::: Data under study

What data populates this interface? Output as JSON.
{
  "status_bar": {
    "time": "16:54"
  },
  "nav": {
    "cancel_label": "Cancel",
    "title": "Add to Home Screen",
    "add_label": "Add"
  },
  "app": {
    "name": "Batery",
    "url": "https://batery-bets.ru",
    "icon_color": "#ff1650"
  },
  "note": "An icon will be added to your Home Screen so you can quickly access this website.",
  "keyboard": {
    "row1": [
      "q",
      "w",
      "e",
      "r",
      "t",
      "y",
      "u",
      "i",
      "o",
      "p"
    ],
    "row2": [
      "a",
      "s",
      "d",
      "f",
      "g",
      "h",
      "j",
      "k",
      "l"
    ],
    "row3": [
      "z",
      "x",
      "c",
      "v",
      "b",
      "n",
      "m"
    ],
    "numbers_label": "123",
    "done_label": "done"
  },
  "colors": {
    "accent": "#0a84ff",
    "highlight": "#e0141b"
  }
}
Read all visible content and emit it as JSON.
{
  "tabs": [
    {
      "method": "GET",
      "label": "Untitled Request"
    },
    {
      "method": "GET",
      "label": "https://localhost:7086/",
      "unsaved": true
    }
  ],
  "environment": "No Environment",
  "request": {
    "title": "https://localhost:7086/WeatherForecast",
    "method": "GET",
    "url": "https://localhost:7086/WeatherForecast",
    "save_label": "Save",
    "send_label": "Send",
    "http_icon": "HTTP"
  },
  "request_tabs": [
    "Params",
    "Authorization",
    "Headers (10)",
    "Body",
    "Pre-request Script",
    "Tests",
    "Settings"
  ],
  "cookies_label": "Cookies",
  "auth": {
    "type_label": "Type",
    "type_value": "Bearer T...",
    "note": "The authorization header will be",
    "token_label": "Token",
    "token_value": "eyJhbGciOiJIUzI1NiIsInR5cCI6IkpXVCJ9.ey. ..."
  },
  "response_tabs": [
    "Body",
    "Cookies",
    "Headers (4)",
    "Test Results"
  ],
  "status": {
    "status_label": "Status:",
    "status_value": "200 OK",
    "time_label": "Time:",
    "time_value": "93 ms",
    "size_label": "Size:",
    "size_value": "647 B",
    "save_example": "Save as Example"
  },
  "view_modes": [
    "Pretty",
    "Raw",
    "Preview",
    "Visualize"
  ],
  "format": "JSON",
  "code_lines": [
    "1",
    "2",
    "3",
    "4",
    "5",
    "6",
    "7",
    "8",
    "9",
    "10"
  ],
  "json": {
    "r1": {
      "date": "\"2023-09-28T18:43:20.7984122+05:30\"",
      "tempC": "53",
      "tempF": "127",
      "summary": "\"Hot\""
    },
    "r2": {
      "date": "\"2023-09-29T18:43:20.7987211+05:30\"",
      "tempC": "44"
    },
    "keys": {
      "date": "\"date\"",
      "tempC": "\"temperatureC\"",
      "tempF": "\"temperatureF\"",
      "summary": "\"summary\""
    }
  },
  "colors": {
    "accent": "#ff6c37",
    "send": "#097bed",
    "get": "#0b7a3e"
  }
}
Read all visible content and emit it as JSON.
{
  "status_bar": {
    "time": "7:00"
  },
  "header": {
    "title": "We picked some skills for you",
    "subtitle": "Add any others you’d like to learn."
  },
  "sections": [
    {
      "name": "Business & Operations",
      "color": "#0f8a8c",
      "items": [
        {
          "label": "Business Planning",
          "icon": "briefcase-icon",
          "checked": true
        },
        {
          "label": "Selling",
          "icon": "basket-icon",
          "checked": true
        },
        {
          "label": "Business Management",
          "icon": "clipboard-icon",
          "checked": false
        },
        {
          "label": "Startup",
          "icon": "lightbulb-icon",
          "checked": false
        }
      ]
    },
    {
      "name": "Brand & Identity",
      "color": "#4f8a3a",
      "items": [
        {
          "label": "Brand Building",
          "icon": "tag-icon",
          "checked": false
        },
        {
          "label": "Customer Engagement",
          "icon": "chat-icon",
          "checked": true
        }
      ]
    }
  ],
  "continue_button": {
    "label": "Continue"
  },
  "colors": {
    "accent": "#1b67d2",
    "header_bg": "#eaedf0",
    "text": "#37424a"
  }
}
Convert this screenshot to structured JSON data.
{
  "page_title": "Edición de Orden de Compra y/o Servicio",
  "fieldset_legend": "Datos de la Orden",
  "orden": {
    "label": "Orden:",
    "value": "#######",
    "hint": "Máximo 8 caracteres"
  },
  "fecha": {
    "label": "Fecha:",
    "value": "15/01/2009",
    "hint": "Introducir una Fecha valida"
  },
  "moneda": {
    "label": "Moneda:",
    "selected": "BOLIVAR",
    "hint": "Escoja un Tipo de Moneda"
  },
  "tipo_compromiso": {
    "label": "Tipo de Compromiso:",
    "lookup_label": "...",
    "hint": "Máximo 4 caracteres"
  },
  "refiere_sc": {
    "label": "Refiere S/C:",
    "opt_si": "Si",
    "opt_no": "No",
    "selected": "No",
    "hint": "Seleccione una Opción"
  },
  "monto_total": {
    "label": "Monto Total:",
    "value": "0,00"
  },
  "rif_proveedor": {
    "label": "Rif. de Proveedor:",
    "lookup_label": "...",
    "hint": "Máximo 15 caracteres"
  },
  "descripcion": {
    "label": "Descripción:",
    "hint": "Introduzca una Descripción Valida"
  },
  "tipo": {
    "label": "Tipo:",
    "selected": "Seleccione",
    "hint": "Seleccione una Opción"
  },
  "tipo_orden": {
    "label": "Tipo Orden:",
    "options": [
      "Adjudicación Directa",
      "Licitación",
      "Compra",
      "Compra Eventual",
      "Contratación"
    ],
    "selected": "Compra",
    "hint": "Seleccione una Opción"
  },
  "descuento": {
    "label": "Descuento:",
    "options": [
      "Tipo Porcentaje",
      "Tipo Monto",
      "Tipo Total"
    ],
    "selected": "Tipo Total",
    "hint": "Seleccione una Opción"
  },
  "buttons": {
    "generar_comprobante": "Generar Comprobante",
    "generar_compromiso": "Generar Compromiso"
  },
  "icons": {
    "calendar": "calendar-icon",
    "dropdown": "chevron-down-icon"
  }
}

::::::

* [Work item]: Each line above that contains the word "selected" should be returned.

* [Response to this exercise]:
    "selected": "BOLIVAR",
    "selected": "No",
    "selected": "Seleccione",
    "selected": "Compra",
    "selected": "Tipo Total",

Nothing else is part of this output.